Should You Cancel?
You’re about to leave to live abroad and you’re trying to decide what to do with your cell phone. Most carriers have suspension options.
- You can suspend with billing, which means your line doesn’t work but you’re still paying your bill. Why do that? Because it runs down your contract so you can still get that new jazzy phone down the road.
- You can suspend without billing. That means your line doesn’t work and you don’t have to pay your bill.
Here’s the really important part. When we left for Thailand we called Verizon and asked them how long we could suspend for. The customer service agent said “indefinitely”. We were told this several times. It turned out to be false, we were charged hundreds and hundreds of dollars and a year later we’re still trying to get someone to clear the charges (full story below).
So if you cancel, especially with Verizon, be careful to watch your bill every single month and realize that as of the time of writing this, there is a 6 month maximum for ‘suspending without billing’.
If you’re going to live abroad for more than 6 months, you should probably consider canceling. That requires paying cancellation fees, which are usually $200-400 per phone. Still, the fees might be less than months and months of billing.
However, you should also call and try, without starting a new contract, to reduce your bill to as low as possible. Then, with that monthly amount in mind, do the math:
- Times how many months you’ll be gone by that lowest possible monthly charge. How much does that add up to?
- What are the cancellation fees?
That should give you your answer.
Cell Phones in Your Destination
The United States has some of the highest wireless charges on Earth. So wherever you’re going, having a data plan in that country is likely going to be cheaper than it was in America.
In Thailand you can get 4G service data plans starting around $20 USD per month.
I’ve never met anyone who kept using Verizon or AT&T while abroad. You’d think you could switch to some kind of international plan that would avoid the crazy out of territory charges but, to my knowledge, no such plan exists. So if you can cancel cheaply, get off the US’s evil data plans.
Using Your Smartphone Abroad
If you already have a smartphone, you’re probably wondering if you should bring it abroad. I think you should. Here’s why:
- As stated above, data plans in other countries are generally cheap.
- Having a data plan and a smartphone in a foreign country is helpful. You can Google translations, maps, etc.
- Many places in the world, including Asia, have impressive wireless networks and the speed is better than you’d expect. Maybe even better than back home.
- Switching out the SIM card is generally pretty easy.
The cheap concern most people have when moving abroad is if there phone will work. I can’t list every phone and whether it will work, but I can tell you the last few iPhone models do. Brianna’s iPhone 5 and my 5s both worked great in Thailand. You can Google your phone model and get an answer without too much digging.
Getting a new SIM is extremely easy in many places. In Thailand we just went to a cell phone shop, mimed what we wanted, and within ten minutes we both had Thailand SIM cards in and could make calls on the local network. We paid $15 for both calls and a low starting balance.
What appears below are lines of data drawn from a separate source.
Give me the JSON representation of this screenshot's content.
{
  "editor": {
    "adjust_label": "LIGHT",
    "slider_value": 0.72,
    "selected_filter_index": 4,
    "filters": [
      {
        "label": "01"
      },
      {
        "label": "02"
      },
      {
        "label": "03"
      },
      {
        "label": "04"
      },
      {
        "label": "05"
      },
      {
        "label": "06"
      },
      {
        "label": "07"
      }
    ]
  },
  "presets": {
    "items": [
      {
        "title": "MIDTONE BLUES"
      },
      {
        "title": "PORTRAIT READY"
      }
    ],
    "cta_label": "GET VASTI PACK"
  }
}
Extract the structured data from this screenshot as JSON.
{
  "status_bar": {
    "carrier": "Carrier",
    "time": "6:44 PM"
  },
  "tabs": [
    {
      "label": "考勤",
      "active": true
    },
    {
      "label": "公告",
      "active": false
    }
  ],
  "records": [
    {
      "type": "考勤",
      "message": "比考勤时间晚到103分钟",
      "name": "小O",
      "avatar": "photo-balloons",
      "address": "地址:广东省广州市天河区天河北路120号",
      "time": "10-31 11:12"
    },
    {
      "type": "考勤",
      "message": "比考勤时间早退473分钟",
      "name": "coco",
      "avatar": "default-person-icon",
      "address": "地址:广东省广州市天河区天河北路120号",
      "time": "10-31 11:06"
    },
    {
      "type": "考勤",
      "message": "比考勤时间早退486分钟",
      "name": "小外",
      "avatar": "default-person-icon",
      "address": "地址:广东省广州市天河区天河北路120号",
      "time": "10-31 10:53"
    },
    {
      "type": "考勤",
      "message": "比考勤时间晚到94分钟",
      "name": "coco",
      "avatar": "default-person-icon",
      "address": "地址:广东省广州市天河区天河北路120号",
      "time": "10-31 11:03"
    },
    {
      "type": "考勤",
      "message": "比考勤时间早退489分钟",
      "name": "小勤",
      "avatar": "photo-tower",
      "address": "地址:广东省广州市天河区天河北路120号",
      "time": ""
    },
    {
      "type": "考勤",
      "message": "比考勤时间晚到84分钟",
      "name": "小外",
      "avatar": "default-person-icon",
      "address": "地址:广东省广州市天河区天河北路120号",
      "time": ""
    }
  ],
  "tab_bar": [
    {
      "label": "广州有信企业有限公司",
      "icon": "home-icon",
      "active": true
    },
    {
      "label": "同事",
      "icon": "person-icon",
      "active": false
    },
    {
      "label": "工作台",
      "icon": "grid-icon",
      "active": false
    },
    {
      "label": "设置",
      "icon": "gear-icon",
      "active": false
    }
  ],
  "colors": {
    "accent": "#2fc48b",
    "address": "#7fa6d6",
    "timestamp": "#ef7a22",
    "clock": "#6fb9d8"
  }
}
Paying your bill in Thailand is also easy. You can do pay as you go and top up at any 7-11. I don’t believe they even have the option to sign a 2-year contract and get a cheaper phone price. People pay over $1,000 for the new iPhones!
As an final, extra perk, you won’t have the NSA listening to your calls!
So in short, suspend without billing if you can. If you can’t, find out what the cancellation fee is but don’t cancel just yet. Also find out what the lowest monthly plan is. Compare the cost of paying the lowest plan each month to the cancelation fee. Decide. If you cancel, enjoy the freedom of no contracts, cheap international carriers, and the NSA not listening in!
Want to hear more terrible things about Verizon? Read this!
Getting mistreated by your carrier, remember you can file a complaint with the better business bureau: